_AIM OF THE TASK:_ The whole listing, from first line to last: copy it exactly.

_RECORDS FOR THE EXERCISE:_
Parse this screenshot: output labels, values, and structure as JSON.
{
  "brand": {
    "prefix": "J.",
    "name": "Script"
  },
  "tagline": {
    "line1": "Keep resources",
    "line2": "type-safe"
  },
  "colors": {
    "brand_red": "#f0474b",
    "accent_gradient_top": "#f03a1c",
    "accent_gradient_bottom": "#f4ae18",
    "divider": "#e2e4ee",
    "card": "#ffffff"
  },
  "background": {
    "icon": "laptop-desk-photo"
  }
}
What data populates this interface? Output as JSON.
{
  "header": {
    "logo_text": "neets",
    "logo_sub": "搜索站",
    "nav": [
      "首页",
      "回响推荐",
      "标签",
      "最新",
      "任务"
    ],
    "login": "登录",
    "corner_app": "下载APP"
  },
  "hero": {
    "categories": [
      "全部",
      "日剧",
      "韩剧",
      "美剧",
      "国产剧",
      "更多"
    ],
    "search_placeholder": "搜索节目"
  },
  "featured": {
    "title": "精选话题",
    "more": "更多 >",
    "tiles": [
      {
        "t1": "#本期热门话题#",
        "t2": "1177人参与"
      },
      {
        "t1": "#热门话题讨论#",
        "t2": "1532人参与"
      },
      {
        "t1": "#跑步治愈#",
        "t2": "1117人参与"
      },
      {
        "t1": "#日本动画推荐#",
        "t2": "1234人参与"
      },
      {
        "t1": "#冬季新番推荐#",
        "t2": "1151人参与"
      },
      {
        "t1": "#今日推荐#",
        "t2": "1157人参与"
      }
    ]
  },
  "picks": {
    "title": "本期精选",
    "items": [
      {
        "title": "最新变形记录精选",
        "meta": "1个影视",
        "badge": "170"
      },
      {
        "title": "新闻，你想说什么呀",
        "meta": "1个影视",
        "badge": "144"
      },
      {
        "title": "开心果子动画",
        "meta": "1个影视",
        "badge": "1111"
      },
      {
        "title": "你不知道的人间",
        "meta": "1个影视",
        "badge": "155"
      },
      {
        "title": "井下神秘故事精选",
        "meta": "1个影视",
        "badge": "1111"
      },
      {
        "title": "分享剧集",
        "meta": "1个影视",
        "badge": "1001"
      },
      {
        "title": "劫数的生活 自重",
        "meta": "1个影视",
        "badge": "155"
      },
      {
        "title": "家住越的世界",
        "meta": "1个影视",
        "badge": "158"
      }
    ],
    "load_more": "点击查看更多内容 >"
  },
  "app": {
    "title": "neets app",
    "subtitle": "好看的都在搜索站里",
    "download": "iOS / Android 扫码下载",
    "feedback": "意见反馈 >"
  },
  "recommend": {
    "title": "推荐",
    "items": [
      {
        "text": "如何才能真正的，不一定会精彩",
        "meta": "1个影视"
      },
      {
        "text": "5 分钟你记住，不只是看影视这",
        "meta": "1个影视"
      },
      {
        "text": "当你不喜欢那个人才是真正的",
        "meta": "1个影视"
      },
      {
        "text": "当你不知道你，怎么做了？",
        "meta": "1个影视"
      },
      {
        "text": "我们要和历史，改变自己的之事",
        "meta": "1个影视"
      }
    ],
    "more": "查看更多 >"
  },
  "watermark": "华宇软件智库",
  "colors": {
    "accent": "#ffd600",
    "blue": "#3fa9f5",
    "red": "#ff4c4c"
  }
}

_SOLUTION FOR THIS PROBLEM:_
Parse this screenshot: output labels, values, and structure as JSON.
{
  "brand": {
    "prefix": "J.",
    "name": "Script"
  },
  "tagline": {
    "line1": "Keep resources",
    "line2": "type-safe"
  },
  "colors": {
    "brand_red": "#f0474b",
    "accent_gradient_top": "#f03a1c",
    "accent_gradient_bottom": "#f4ae18",
    "divider": "#e2e4ee",
    "card": "#ffffff"
  },
  "background": {
    "icon": "laptop-desk-photo"
  }
}
What data populates this interface? Output as JSON.
{
  "header": {
    "logo_text": "neets",
    "logo_sub": "搜索站",
    "nav": [
      "首页",
      "回响推荐",
      "标签",
      "最新",
      "任务"
    ],
    "login": "登录",
    "corner_app": "下载APP"
  },
  "hero": {
    "categories": [
      "全部",
      "日剧",
      "韩剧",
      "美剧",
      "国产剧",
      "更多"
    ],
    "search_placeholder": "搜索节目"
  },
  "featured": {
    "title": "精选话题",
    "more": "更多 >",
    "tiles": [
      {
        "t1": "#本期热门话题#",
        "t2": "1177人参与"
      },
      {
        "t1": "#热门话题讨论#",
        "t2": "1532人参与"
      },
      {
        "t1": "#跑步治愈#",
        "t2": "1117人参与"
      },
      {
        "t1": "#日本动画推荐#",
        "t2": "1234人参与"
      },
      {
        "t1": "#冬季新番推荐#",
        "t2": "1151人参与"
      },
      {
        "t1": "#今日推荐#",
        "t2": "1157人参与"
      }
    ]
  },
  "picks": {
    "title": "本期精选",
    "items": [
      {
        "title": "最新变形记录精选",
        "meta": "1个影视",
        "badge": "170"
      },
      {
        "title": "新闻，你想说什么呀",
        "meta": "1个影视",
        "badge": "144"
      },
      {
        "title": "开心果子动画",
        "meta": "1个影视",
        "badge": "1111"
      },
      {
        "title": "你不知道的人间",
        "meta": "1个影视",
        "badge": "155"
      },
      {
        "title": "井下神秘故事精选",
        "meta": "1个影视",
        "badge": "1111"
      },
      {
        "title": "分享剧集",
        "meta": "1个影视",
        "badge": "1001"
      },
      {
        "title": "劫数的生活 自重",
        "meta": "1个影视",
        "badge": "155"
      },
      {
        "title": "家住越的世界",
        "meta": "1个影视",
        "badge": "158"
      }
    ],
    "load_more": "点击查看更多内容 >"
  },
  "app": {
    "title": "neets app",
    "subtitle": "好看的都在搜索站里",
    "download": "iOS / Android 扫码下载",
    "feedback": "意见反馈 >"
  },
  "recommend": {
    "title": "推荐",
    "items": [
      {
        "text": "如何才能真正的，不一定会精彩",
        "meta": "1个影视"
      },
      {
        "text": "5 分钟你记住，不只是看影视这",
        "meta": "1个影视"
      },
      {
        "text": "当你不喜欢那个人才是真正的",
        "meta": "1个影视"
      },
      {
        "text": "当你不知道你，怎么做了？",
        "meta": "1个影视"
      },
      {
        "text": "我们要和历史，改变自己的之事",
        "meta": "1个影视"
      }
    ],
    "more": "查看更多 >"
  },
  "watermark": "华宇软件智库",
  "colors": {
    "accent": "#ffd600",
    "blue": "#3fa9f5",
    "red": "#ff4c4c"
  }
}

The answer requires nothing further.